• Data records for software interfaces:
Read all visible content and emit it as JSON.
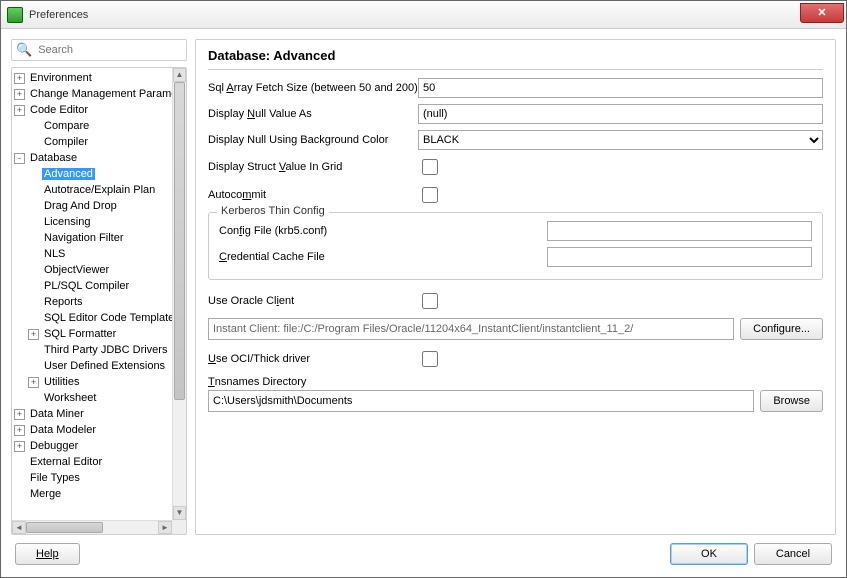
{
  "window": {
    "title": "Preferences"
  },
  "search": {
    "placeholder": "Search"
  },
  "tree": [
    {
      "label": "Environment",
      "exp": "+",
      "indent": 0
    },
    {
      "label": "Change Management Parameters",
      "exp": "+",
      "indent": 0
    },
    {
      "label": "Code Editor",
      "exp": "+",
      "indent": 0
    },
    {
      "label": "Compare",
      "exp": "",
      "indent": 1
    },
    {
      "label": "Compiler",
      "exp": "",
      "indent": 1
    },
    {
      "label": "Database",
      "exp": "-",
      "indent": 0
    },
    {
      "label": "Advanced",
      "exp": "",
      "indent": 1,
      "selected": true
    },
    {
      "label": "Autotrace/Explain Plan",
      "exp": "",
      "indent": 1
    },
    {
      "label": "Drag And Drop",
      "exp": "",
      "indent": 1
    },
    {
      "label": "Licensing",
      "exp": "",
      "indent": 1
    },
    {
      "label": "Navigation Filter",
      "exp": "",
      "indent": 1
    },
    {
      "label": "NLS",
      "exp": "",
      "indent": 1
    },
    {
      "label": "ObjectViewer",
      "exp": "",
      "indent": 1
    },
    {
      "label": "PL/SQL Compiler",
      "exp": "",
      "indent": 1
    },
    {
      "label": "Reports",
      "exp": "",
      "indent": 1
    },
    {
      "label": "SQL Editor Code Templates",
      "exp": "",
      "indent": 1
    },
    {
      "label": "SQL Formatter",
      "exp": "+",
      "indent": 1
    },
    {
      "label": "Third Party JDBC Drivers",
      "exp": "",
      "indent": 1
    },
    {
      "label": "User Defined Extensions",
      "exp": "",
      "indent": 1
    },
    {
      "label": "Utilities",
      "exp": "+",
      "indent": 1
    },
    {
      "label": "Worksheet",
      "exp": "",
      "indent": 1
    },
    {
      "label": "Data Miner",
      "exp": "+",
      "indent": 0
    },
    {
      "label": "Data Modeler",
      "exp": "+",
      "indent": 0
    },
    {
      "label": "Debugger",
      "exp": "+",
      "indent": 0
    },
    {
      "label": "External Editor",
      "exp": "",
      "indent": 0
    },
    {
      "label": "File Types",
      "exp": "",
      "indent": 0
    },
    {
      "label": "Merge",
      "exp": "",
      "indent": 0
    }
  ],
  "page": {
    "title": "Database: Advanced",
    "fetch_label_pre": "Sql ",
    "fetch_mn": "A",
    "fetch_label_post": "rray Fetch Size (between 50 and 200)",
    "fetch_value": "50",
    "null_label_pre": "Display ",
    "null_mn": "N",
    "null_label_post": "ull Value As",
    "null_value": "(null)",
    "nullbg_label": "Display Null Using Background Color",
    "nullbg_value": "BLACK",
    "struct_label_pre": "Display Struct ",
    "struct_mn": "V",
    "struct_label_post": "alue In Grid",
    "autocommit_label_pre": "Autoco",
    "autocommit_mn": "m",
    "autocommit_label_post": "mit",
    "kerberos_legend": "Kerberos Thin Config",
    "kerb_config_label_pre": "Con",
    "kerb_config_mn": "f",
    "kerb_config_label_post": "ig File (krb5.conf)",
    "kerb_cred_label_pre": "",
    "kerb_cred_mn": "C",
    "kerb_cred_label_post": "redential Cache File",
    "use_oracle_label_pre": "Use Oracle Cl",
    "use_oracle_mn": "i",
    "use_oracle_label_post": "ent",
    "client_value": "Instant Client: file:/C:/Program Files/Oracle/11204x64_InstantClient/instantclient_11_2/",
    "configure_label": "Configure...",
    "use_oci_label_pre": "",
    "use_oci_mn": "U",
    "use_oci_label_post": "se OCI/Thick driver",
    "tns_label_pre": "",
    "tns_mn": "T",
    "tns_label_post": "nsnames Directory",
    "tns_value": "C:\\Users\\jdsmith\\Documents",
    "browse_label": "Browse"
  },
  "footer": {
    "help": "Help",
    "ok": "OK",
    "cancel": "Cancel"
  }
}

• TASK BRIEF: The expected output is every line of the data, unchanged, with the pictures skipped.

• YOUR SOLUTION:
Read all visible content and emit it as JSON.
{
  "window": {
    "title": "Preferences"
  },
  "search": {
    "placeholder": "Search"
  },
  "tree": [
    {
      "label": "Environment",
      "exp": "+",
      "indent": 0
    },
    {
      "label": "Change Management Parameters",
      "exp": "+",
      "indent": 0
    },
    {
      "label": "Code Editor",
      "exp": "+",
      "indent": 0
    },
    {
      "label": "Compare",
      "exp": "",
      "indent": 1
    },
    {
      "label": "Compiler",
      "exp": "",
      "indent": 1
    },
    {
      "label": "Database",
      "exp": "-",
      "indent": 0
    },
    {
      "label": "Advanced",
      "exp": "",
      "indent": 1,
      "selected": true
    },
    {
      "label": "Autotrace/Explain Plan",
      "exp": "",
      "indent": 1
    },
    {
      "label": "Drag And Drop",
      "exp": "",
      "indent": 1
    },
    {
      "label": "Licensing",
      "exp": "",
      "indent": 1
    },
    {
      "label": "Navigation Filter",
      "exp": "",
      "indent": 1
    },
    {
      "label": "NLS",
      "exp": "",
      "indent": 1
    },
    {
      "label": "ObjectViewer",
      "exp": "",
      "indent": 1
    },
    {
      "label": "PL/SQL Compiler",
      "exp": "",
      "indent": 1
    },
    {
      "label": "Reports",
      "exp": "",
      "indent": 1
    },
    {
      "label": "SQL Editor Code Templates",
      "exp": "",
      "indent": 1
    },
    {
      "label": "SQL Formatter",
      "exp": "+",
      "indent": 1
    },
    {
      "label": "Third Party JDBC Drivers",
      "exp": "",
      "indent": 1
    },
    {
      "label": "User Defined Extensions",
      "exp": "",
      "indent": 1
    },
    {
      "label": "Utilities",
      "exp": "+",
      "indent": 1
    },
    {
      "label": "Worksheet",
      "exp": "",
      "indent": 1
    },
    {
      "label": "Data Miner",
      "exp": "+",
      "indent": 0
    },
    {
      "label": "Data Modeler",
      "exp": "+",
      "indent": 0
    },
    {
      "label": "Debugger",
      "exp": "+",
      "indent": 0
    },
    {
      "label": "External Editor",
      "exp": "",
      "indent": 0
    },
    {
      "label": "File Types",
      "exp": "",
      "indent": 0
    },
    {
      "label": "Merge",
      "exp": "",
      "indent": 0
    }
  ],
  "page": {
    "title": "Database: Advanced",
    "fetch_label_pre": "Sql ",
    "fetch_mn": "A",
    "fetch_label_post": "rray Fetch Size (between 50 and 200)",
    "fetch_value": "50",
    "null_label_pre": "Display ",
    "null_mn": "N",
    "null_label_post": "ull Value As",
    "null_value": "(null)",
    "nullbg_label": "Display Null Using Background Color",
    "nullbg_value": "BLACK",
    "struct_label_pre": "Display Struct ",
    "struct_mn": "V",
    "struct_label_post": "alue In Grid",
    "autocommit_label_pre": "Autoco",
    "autocommit_mn": "m",
    "autocommit_label_post": "mit",
    "kerberos_legend": "Kerberos Thin Config",
    "kerb_config_label_pre": "Con",
    "kerb_config_mn": "f",
    "kerb_config_label_post": "ig File (krb5.conf)",
    "kerb_cred_label_pre": "",
    "kerb_cred_mn": "C",
    "kerb_cred_label_post": "redential Cache File",
    "use_oracle_label_pre": "Use Oracle Cl",
    "use_oracle_mn": "i",
    "use_oracle_label_post": "ent",
    "client_value": "Instant Client: file:/C:/Program Files/Oracle/11204x64_InstantClient/instantclient_11_2/",
    "configure_label": "Configure...",
    "use_oci_label_pre": "",
    "use_oci_mn": "U",
    "use_oci_label_post": "se OCI/Thick driver",
    "tns_label_pre": "",
    "tns_mn": "T",
    "tns_label_post": "nsnames Directory",
    "tns_value": "C:\\Users\\jdsmith\\Documents",
    "browse_label": "Browse"
  },
  "footer": {
    "help": "Help",
    "ok": "OK",
    "cancel": "Cancel"
  }
}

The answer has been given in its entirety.